**Work item**
From the listing below, copy every line with the word "Free".
Top of Given data
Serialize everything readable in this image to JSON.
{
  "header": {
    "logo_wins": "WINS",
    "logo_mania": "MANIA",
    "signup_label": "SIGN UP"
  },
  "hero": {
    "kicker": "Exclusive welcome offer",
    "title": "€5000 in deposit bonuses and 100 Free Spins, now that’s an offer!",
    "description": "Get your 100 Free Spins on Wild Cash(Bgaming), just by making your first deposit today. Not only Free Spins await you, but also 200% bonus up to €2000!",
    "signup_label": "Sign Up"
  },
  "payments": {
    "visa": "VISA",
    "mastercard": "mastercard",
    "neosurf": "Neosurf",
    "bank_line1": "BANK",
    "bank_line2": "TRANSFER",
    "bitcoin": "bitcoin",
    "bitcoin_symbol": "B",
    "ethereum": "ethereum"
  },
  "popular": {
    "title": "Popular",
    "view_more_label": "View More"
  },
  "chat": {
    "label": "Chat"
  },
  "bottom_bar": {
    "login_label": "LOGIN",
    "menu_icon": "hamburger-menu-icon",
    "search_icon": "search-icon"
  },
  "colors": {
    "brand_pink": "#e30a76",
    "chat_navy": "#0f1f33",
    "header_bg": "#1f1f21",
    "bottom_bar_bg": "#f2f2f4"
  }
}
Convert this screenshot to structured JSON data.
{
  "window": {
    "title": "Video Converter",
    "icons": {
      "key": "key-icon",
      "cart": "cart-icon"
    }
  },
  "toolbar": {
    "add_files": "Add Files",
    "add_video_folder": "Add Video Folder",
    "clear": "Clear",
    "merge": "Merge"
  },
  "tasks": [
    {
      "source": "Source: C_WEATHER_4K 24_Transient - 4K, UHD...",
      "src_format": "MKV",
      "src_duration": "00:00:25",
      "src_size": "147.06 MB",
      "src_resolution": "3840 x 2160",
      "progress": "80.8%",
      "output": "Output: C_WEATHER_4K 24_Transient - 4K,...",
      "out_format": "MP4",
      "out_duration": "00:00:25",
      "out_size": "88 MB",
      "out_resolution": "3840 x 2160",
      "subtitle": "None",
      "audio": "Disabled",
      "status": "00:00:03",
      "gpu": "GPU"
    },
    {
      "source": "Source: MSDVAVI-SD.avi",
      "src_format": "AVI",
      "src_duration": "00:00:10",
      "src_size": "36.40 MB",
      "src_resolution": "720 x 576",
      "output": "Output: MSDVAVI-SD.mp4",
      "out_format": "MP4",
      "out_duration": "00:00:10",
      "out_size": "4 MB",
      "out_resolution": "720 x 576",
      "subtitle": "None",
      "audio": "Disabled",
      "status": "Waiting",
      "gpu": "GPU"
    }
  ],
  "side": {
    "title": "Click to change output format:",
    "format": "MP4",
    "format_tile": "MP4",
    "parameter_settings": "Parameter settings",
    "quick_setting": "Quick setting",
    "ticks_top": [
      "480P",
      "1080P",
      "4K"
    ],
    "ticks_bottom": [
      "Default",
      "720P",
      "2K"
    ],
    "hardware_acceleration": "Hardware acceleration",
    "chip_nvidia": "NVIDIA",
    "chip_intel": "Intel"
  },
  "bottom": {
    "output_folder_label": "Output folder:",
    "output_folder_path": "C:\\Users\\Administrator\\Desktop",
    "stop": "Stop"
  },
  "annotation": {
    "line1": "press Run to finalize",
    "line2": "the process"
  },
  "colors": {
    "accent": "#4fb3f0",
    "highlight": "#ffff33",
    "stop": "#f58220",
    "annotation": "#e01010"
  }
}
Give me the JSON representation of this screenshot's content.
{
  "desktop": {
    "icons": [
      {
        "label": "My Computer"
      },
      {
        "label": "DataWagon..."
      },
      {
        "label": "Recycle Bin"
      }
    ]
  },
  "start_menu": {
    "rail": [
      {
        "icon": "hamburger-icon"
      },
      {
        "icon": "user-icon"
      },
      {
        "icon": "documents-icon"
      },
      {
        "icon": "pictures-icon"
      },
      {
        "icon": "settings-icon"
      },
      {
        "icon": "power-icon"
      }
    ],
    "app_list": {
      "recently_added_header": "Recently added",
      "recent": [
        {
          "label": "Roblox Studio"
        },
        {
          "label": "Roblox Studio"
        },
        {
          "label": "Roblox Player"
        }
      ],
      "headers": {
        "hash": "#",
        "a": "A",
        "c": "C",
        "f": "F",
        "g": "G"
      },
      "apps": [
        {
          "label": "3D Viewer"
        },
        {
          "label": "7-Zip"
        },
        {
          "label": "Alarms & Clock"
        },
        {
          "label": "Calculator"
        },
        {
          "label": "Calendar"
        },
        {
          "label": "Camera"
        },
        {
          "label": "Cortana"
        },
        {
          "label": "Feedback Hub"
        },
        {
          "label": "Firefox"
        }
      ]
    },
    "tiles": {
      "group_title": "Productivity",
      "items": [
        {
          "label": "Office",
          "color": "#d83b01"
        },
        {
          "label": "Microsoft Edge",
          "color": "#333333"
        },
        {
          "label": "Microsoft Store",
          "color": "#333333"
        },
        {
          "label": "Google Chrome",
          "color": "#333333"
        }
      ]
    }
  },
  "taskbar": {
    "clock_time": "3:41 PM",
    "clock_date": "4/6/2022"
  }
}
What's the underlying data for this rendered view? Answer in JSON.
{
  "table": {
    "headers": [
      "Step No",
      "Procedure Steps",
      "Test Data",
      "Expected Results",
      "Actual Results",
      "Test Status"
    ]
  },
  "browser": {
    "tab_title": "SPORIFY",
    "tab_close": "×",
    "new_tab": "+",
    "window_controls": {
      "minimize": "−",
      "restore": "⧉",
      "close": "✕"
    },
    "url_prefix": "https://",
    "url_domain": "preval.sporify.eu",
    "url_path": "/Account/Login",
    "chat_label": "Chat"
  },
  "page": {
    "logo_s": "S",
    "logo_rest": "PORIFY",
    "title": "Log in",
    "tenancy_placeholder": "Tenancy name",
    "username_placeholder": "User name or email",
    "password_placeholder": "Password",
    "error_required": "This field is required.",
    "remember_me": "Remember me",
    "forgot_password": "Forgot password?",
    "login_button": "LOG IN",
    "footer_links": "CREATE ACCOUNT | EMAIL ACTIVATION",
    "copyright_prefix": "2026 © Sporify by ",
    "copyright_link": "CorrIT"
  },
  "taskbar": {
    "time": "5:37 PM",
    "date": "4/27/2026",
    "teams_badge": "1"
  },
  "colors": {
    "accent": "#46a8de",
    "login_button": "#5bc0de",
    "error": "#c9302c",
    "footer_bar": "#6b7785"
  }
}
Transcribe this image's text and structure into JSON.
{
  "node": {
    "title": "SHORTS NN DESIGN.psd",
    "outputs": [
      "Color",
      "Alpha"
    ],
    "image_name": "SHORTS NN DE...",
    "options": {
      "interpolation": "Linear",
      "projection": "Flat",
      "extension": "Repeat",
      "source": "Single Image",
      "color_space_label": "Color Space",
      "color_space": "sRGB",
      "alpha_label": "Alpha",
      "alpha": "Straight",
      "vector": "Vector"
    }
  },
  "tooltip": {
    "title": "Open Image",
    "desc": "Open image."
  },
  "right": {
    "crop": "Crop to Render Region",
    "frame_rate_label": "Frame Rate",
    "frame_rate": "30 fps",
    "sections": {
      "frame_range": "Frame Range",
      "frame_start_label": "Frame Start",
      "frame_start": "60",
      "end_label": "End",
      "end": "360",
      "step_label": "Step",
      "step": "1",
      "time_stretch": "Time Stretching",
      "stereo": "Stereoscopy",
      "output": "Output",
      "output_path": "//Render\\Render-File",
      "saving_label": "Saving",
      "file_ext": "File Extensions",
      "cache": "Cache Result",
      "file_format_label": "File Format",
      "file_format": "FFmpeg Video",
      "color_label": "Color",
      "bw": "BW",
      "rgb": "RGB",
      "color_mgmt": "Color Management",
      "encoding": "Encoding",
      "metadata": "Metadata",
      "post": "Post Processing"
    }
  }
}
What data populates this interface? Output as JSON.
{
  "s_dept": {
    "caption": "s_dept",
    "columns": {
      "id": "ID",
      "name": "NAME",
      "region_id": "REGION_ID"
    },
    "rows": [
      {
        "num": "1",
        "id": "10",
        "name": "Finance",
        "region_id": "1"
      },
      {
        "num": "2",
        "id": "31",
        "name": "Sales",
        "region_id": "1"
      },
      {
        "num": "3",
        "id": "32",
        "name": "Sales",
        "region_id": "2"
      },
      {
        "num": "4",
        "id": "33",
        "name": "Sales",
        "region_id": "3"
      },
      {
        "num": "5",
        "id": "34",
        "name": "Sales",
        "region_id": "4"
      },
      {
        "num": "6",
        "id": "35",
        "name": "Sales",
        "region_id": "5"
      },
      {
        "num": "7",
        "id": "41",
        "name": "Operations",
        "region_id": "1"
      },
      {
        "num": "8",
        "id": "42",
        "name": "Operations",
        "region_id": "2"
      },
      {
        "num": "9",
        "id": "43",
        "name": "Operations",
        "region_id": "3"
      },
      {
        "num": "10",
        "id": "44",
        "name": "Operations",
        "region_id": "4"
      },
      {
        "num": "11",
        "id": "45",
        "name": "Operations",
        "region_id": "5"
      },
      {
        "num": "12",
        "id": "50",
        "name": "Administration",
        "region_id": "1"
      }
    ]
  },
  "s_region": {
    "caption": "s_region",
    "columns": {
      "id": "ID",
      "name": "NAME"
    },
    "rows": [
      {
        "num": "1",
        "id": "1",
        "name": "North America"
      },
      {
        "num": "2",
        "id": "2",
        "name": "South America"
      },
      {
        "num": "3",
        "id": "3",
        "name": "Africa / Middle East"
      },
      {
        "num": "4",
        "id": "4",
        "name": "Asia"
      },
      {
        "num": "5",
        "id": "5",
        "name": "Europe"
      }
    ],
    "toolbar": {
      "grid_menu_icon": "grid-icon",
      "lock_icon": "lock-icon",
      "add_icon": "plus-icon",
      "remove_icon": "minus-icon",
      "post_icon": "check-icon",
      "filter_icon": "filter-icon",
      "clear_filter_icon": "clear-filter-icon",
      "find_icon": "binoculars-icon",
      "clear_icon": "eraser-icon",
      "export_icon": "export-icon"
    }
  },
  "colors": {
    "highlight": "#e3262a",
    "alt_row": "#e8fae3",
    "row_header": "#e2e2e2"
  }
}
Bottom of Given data
**Solution to this task**
    "title": "€5000 in deposit bonuses and 100 Free Spins, now that’s an offer!",
    "description": "Get your 100 Free Spins on Wild Cash(Bgaming), just by making your first deposit today. Not only Free Spins await you, but also 200% bonus up to €2000!",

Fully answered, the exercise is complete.